The tension has been over staff appreciation, training and appointments. The honorary consultants claimed the hospital had always discriminated against them because they were not directly the staff of KATH although they all performed the same function.

Assurance

Addressing the consultants, Prof. Addai-Mensah, expressed the facility’s appreciation to the team for their continuous support and was grateful that they honoured his invitation.

He shared his vision with the team which was to make the hospital the preferred choice for medical care and a patient-centred one in the country.

In order to achieve that, he said it would require the involvement and the dedication of all, thus the need to smoothen the relationship between them and the hospital.

“I assumed this position very much aware that in spite of my passion and determination to make a difference, there is no way I can succeed without the active support and input of key stakeholders such as our colleagues from the medical school. KATH is the only one we have and so let’s together make it the best around,” he said.

Experience

Sharing his own experience during his days as a house officer and resident at KATH, he said there was no difference between doctors from KNUST and KATH as all worked together in the training of medical students and residents, and providing care to patients.

“The recent divisions between the two groups have had adverse impact on the quality of patient care at the hospital and I am happy that all the Honorary Senior Specialists and Consultants at this meeting have acknowledged this and pledged to do their best to improve the situation,” he said.

Pledge

Taking their turns to speak, the consultants pledged to support the CEO in his transformational agenda for the hospital.

Though staff of KNUST, they noted that they mostly spent their time at the hospital teaching their medical students and delivering clinical care.

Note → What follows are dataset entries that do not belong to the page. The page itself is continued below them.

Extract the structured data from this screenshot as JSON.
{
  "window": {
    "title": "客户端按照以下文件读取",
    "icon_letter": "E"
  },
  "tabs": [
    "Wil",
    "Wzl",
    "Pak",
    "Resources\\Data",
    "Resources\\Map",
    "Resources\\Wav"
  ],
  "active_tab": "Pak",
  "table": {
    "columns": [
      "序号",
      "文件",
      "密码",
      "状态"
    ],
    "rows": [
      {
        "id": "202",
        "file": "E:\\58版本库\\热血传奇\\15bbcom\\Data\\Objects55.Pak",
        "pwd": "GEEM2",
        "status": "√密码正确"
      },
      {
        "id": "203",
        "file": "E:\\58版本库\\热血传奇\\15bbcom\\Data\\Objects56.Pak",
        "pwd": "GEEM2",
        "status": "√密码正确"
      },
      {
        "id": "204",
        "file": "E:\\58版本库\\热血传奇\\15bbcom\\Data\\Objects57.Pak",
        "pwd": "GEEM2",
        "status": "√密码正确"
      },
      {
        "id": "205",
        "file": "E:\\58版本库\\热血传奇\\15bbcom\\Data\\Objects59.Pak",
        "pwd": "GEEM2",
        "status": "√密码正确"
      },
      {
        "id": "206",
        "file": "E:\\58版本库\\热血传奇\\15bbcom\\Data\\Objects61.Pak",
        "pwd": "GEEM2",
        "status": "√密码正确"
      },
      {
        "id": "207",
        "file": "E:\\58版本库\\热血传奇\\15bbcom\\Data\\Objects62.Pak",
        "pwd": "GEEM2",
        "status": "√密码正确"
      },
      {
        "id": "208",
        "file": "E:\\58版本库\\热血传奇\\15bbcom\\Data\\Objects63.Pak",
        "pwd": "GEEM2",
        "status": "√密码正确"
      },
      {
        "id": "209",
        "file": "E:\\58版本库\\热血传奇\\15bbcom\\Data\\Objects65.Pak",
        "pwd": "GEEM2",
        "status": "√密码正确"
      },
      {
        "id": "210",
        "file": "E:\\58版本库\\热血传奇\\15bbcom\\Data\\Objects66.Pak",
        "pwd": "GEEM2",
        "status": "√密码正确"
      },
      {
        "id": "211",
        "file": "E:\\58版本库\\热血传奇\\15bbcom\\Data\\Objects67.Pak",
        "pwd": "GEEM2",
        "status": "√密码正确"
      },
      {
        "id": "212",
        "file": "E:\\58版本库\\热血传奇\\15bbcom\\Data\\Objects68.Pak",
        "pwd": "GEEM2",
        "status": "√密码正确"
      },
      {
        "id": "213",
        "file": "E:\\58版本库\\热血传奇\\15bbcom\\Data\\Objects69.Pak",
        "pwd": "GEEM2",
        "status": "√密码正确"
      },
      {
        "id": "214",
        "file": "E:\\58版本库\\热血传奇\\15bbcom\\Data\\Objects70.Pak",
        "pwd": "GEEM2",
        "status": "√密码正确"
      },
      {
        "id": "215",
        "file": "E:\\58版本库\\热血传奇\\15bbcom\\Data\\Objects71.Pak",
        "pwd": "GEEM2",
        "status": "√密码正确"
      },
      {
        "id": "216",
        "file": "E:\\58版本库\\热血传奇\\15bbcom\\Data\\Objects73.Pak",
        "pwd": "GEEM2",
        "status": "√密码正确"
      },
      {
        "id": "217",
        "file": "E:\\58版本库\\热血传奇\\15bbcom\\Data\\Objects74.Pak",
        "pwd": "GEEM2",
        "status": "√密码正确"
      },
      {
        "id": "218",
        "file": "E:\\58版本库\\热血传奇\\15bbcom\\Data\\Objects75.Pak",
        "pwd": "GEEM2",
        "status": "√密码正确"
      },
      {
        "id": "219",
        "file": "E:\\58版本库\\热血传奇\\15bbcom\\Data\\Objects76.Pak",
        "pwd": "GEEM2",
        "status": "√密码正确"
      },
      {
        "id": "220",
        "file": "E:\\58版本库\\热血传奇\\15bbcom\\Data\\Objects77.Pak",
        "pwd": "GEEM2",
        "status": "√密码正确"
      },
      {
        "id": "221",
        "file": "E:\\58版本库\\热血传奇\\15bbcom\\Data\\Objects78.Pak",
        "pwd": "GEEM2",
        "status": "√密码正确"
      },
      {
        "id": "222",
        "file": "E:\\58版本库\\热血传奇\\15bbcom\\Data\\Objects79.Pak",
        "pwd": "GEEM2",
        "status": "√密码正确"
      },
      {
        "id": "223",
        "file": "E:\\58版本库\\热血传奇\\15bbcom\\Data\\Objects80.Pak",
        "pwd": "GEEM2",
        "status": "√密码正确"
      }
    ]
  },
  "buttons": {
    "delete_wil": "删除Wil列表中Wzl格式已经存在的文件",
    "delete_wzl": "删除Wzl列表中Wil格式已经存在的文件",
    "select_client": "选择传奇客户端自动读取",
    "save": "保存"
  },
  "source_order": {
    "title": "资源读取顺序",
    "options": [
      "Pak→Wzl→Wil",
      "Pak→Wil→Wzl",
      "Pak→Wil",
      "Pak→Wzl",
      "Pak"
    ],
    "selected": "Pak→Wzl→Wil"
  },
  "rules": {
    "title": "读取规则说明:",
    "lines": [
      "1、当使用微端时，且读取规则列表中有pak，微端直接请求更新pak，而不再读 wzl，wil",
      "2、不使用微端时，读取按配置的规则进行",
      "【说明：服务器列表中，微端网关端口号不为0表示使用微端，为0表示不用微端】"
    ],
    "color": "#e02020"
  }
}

They, however, regretted that the relationship between them and the management of the hospital in recent years, had not been the best due to a number of discriminatory and unfair policies and actions against them.

They were, therefore, grateful to the new CEO for his readiness to engage, consult and involve the group and other stakeholders in the administration of the hospital.

The team submitted a list of measures that they believed would allow them to give of their best to improve patient care, training and research at the hospital, if implemented.

They urged management of KATH to cease differentiating between its staff and that of the KNUST working at the hospital “when it comes to issues of capacity-building, staff motivation, appointments and recognition of hard work as they deliver the same specialist care and training expected from any other KATH employee”.

Collaboration

The honorary consultants admitted that there were times that they prioritised the interest of their employers at the expense of KATH and called for a new paradigm shift in the relationship between the two institutions to ensure their mutual growth and development.

They appealed to their members to set good examples as leading clinicians at the hospital by striving to be present during their duty days to offer and supervise patient-care and training.